The production format also matters. Beyond’s Kanna-Konsek believes that live action works best because it helps kids to identify with characters on-screen and encourages them to emulate what they see. “But animation can also be a useful tool when seeking to teach morals and values,” she adds.
“Excuse the pun, but get the chemistry right and STEAM and STEM shows can enjoy a long shelf life because the content continues to be relevant,” Kanna-Konsek continues. “Our do-it-at-home series Backyard Science has been going since 2003 and is as relevant today as it was 15 years ago.”
Demand for STEM and STEAM content is being bolstered by the emergence of Asia as a very vibrant market, with China, in particular, set to become increasingly important. Rosen points out that Portfolio recently made major sales to Chinese SVOD services, including The Cat in the Hat Knows a Lot About That! and DOKI to iQiyi, one of the biggest digital platforms in China. There is strong demand for both science- and nature-based edutainment in Asia, Rosen adds.
The huge appeal of STEM and STEAM in Asia is the cornerstone of the business plan for Calm Island, a South Korean and U.S.-based educational content developer.
“The reality is that the private education markets in Asia are far, far deeper than in Europe,” observes David Roberts, founder and CEO of Calm Island. In Korea, for example, up to 22 percent of household income is spent on education. In China, the preschool education market is worth $55 billion.
Calm Island’s 52×11-minute CGI-animated learning adventure series Badanamu Cadets is aimed at engaging 4- to 7-year-olds in STEAM topics. Its ultimate purpose is to provide a pathway towards educational apps, such as Calm Island’s Bada’s Learning Adventure. The subscription platform teaches reading, music, science, math, coding and art and features more than 50,000 activities and exercises organized into structured learning paths.

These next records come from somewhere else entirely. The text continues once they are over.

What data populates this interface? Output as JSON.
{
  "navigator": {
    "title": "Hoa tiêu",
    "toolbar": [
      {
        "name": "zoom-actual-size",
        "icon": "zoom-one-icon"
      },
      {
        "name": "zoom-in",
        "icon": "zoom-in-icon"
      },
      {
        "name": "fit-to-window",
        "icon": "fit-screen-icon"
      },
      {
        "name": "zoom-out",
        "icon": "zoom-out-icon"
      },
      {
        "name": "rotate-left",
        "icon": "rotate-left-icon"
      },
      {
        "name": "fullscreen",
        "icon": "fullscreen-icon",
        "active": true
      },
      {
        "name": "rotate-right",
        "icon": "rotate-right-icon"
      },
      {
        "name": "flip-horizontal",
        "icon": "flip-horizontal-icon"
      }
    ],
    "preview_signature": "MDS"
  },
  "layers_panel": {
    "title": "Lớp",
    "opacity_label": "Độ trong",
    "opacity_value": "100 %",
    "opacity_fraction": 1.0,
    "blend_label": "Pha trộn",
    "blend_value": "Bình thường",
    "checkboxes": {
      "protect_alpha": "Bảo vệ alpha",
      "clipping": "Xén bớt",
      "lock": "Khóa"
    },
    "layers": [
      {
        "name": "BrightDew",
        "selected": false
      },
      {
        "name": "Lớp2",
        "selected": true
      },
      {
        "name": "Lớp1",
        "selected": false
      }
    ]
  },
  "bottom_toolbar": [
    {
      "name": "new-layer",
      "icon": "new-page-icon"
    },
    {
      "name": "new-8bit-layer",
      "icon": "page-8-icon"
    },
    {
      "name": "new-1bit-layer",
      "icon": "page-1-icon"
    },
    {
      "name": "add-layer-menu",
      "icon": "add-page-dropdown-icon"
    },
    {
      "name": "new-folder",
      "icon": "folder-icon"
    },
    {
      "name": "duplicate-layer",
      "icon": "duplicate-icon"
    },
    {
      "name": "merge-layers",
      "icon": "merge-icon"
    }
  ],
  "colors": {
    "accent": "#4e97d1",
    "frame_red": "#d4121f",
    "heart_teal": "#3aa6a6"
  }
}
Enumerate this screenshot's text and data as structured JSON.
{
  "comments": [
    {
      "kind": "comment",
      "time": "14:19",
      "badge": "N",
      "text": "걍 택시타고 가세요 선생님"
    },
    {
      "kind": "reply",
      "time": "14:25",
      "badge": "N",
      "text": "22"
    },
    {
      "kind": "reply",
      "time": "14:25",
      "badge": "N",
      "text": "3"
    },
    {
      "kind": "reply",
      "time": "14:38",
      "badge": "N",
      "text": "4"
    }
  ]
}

Roberts argues that while television is the best entertainment platform, he believes that STEM and STEAM educational objectives are best delivered through VOD experiences and multimedia apps.
“Some of the concepts in STEM are hard to explain purely visually,” Roberts says. “Education is more effective in applications where kids can interact and experiences can be better tailored to individuals. One of the things we are beginning to see is the creation of smart VOD platforms, and that’s very relevant to the provision of STEM learning materials.”
He predicts that the next big leap forward in kids’ education will be the development of artificially intelligent robots to teach children. “We’d like to have a Badanamu robot who would walk to your house, talk to your child and teach them. The potential for AI in areas such as STEAM is just phenomenal. It’s extraordinarily effective at teaching math and English, and as the AI and voice-recognition technology improve, I’m sure AI will become more dominant.”